We took a brief reprieve from the hustle and bustle of the capital and took a day trip to Sonargaon-Panam City. In 1564, when East Bengal was under the independent Afghan ruler, Taj Khan Karrani, Isa Khan obtained an estate in the area and became a vassal of the Karrani rulers. By 1571, he had expanded his rule and was over the entire Bhati region, with Sonargaon as the capital. He stood up to the Mughal rulers and refused to let them take control of the region. He ruled the area until his death in 1599. Much later, during the British rule in the late 19th century, Panam City was established as a trading centre of cotton textiles.
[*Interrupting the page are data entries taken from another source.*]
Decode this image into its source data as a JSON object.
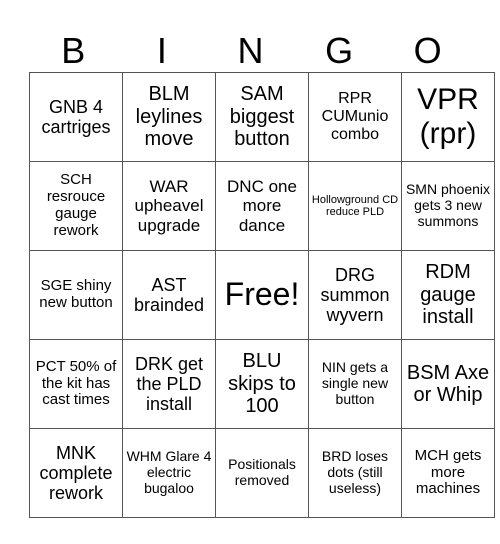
{
  "header": {
    "letters": [
      "B",
      "I",
      "N",
      "G",
      "O"
    ]
  },
  "board": {
    "rows": [
      [
        "GNB 4 cartriges",
        "BLM leylines move",
        "SAM biggest button",
        "RPR CUMunio combo",
        "VPR (rpr)"
      ],
      [
        "SCH resrouce gauge rework",
        "WAR upheavel upgrade",
        "DNC one more dance",
        "Hollowground CD reduce PLD",
        "SMN phoenix gets 3 new summons"
      ],
      [
        "SGE shiny new button",
        "AST brainded",
        "Free!",
        "DRG summon wyvern",
        "RDM gauge install"
      ],
      [
        "PCT 50% of the kit has cast times",
        "DRK get the PLD install",
        "BLU skips to 100",
        "NIN gets a single new button",
        "BSM Axe or Whip"
      ],
      [
        "MNK complete rework",
        "WHM Glare 4 electric bugaloo",
        "Positionals removed",
        "BRD loses dots (still useless)",
        "MCH gets more machines"
      ]
    ]
  },
  "colors": {
    "grid_line": "#555555",
    "text": "#000000",
    "background": "#ffffff"
  }
}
Today, the area is under the protection of the Department of Archeology of Bangladesh.
Sonargaon is also the last stop of the ancient Grand Trunk Road, which stretched 2,500km from there to Kabul, Afghanistan.
There is no beauty like the ancient, no song like the ones that waft through corridors of the past. We sat, in awe, and ate breakfast in the king’s house, tearing off pieces of bread to dip in spicy dal and vegetables, looking around in disbelief. Later we drank tea in the courtyard, surrounded by an ethereal beauty that words cannot describe. The breeze itself seemed alive with stories of bravery and we could feel the strength that still echoed in the empty crumbling rooms of the servant’s quarters.
We walked through Litchi and Mango groves, toured the old town, mouths gaping at the unspeakable beauty of ancient architecture. We toured the museum and posed for hundreds of pictures with crowds of students who were also visiting that day. Our guides for the day, Rayhan and Akik from Pebble, had to practically pull us away when it was time to leave. We headed back to Dhaka with a happy sigh, a bit more history tucked into our hearts.
Photos courtesy of Adrienne Gerber Photography